YOUR OBJECTIVE: Find each line below containing the word "data" and copy it.

----------------------------------------

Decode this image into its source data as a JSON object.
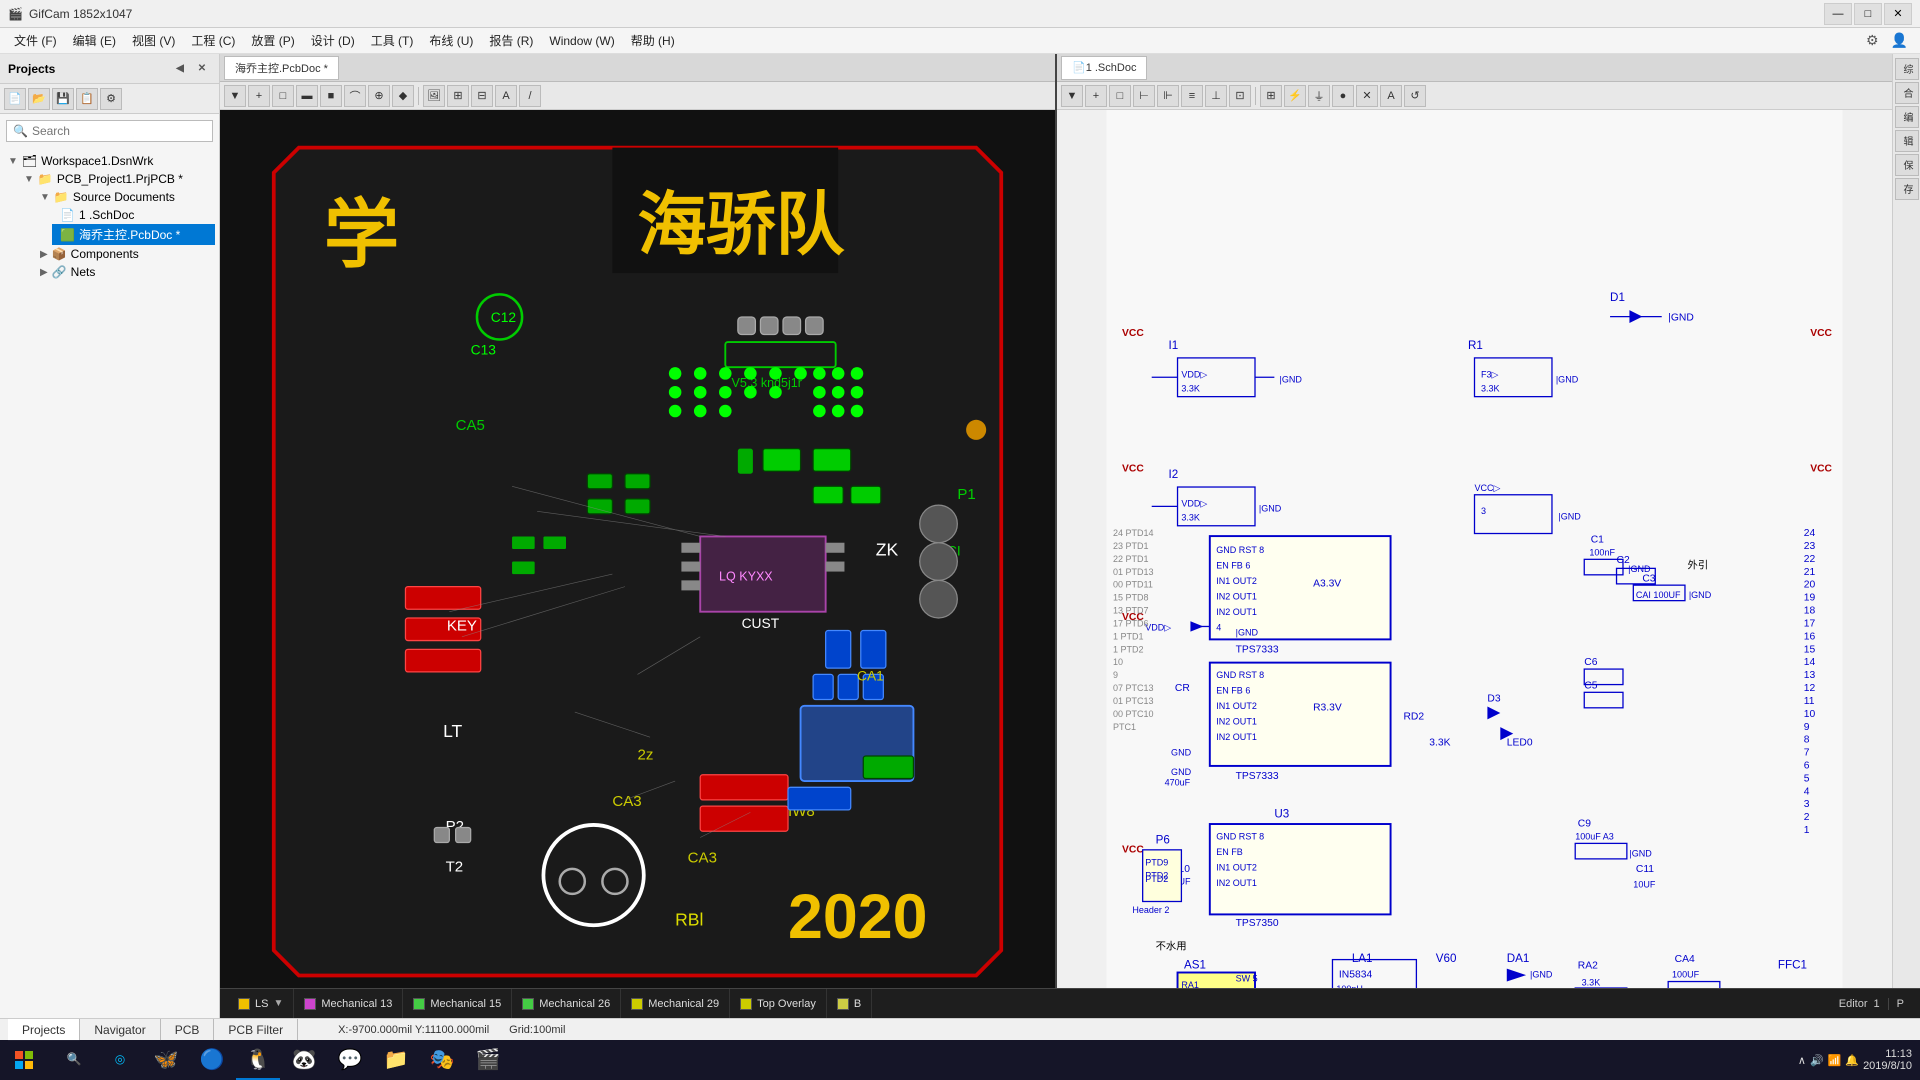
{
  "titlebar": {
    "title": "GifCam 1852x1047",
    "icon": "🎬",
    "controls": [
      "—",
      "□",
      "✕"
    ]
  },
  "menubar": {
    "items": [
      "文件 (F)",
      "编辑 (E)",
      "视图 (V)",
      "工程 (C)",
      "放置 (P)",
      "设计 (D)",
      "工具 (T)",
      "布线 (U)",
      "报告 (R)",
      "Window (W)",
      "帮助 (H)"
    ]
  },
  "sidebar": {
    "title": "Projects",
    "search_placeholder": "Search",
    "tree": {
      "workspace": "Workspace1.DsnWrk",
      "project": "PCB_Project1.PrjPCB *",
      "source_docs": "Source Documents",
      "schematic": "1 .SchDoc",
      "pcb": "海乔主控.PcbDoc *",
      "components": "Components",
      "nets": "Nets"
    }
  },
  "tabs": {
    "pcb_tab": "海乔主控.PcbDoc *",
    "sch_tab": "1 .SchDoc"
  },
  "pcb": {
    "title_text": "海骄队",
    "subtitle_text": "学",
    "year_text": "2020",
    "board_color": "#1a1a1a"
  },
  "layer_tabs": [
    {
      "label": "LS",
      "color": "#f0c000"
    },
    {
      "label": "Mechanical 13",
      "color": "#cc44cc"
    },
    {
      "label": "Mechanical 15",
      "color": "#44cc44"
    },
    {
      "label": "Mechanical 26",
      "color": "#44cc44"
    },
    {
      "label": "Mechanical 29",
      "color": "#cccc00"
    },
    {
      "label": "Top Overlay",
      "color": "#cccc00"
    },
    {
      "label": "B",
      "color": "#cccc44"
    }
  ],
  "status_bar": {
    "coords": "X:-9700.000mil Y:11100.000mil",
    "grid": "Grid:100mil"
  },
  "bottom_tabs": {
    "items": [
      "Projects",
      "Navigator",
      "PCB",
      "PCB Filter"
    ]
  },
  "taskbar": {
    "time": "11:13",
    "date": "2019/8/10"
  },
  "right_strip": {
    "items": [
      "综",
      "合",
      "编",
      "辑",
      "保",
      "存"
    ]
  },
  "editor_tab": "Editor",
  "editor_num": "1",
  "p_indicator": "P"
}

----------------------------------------

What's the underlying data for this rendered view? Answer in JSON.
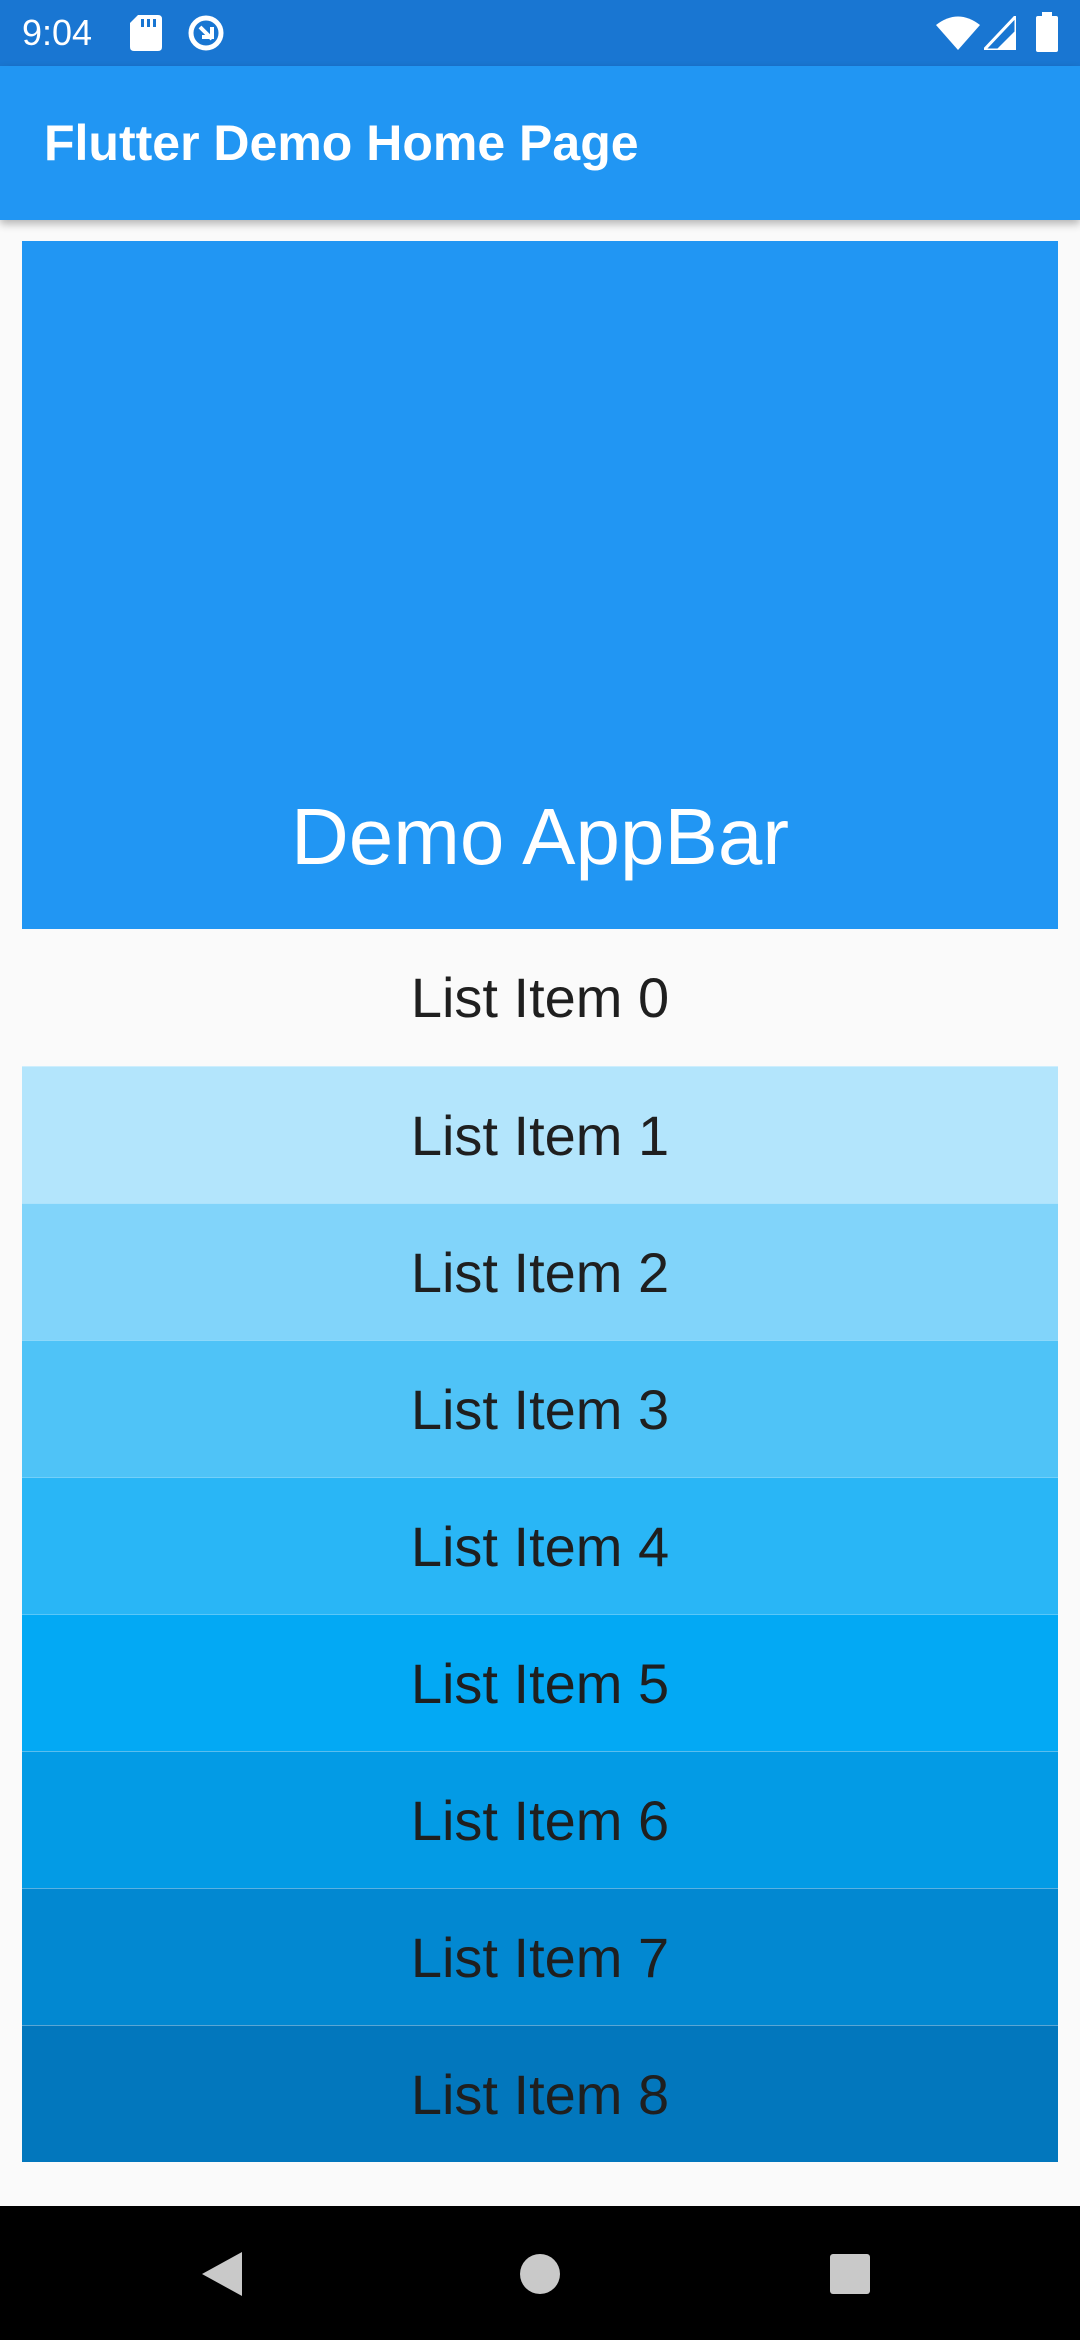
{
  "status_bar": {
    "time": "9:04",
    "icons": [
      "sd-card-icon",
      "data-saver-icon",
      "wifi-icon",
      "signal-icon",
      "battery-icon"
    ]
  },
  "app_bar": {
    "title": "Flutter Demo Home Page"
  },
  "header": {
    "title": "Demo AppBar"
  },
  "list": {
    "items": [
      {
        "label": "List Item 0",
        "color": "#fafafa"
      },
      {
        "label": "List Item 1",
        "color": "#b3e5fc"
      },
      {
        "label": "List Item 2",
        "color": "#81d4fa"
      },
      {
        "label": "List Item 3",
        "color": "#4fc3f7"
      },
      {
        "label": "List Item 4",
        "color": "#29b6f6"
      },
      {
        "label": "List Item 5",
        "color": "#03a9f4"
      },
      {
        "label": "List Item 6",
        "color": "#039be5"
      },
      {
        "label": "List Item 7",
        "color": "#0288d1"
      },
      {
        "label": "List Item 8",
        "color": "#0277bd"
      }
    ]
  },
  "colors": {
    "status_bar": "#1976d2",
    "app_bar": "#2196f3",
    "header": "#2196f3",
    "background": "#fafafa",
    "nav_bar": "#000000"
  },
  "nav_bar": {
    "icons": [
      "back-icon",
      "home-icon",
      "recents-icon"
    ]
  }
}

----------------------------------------

RESPONSE AREA:
Decode this image into its source data as a JSON object.
What's the underlying data for this rendered view? Answer in JSON.
      "data-saver-icon",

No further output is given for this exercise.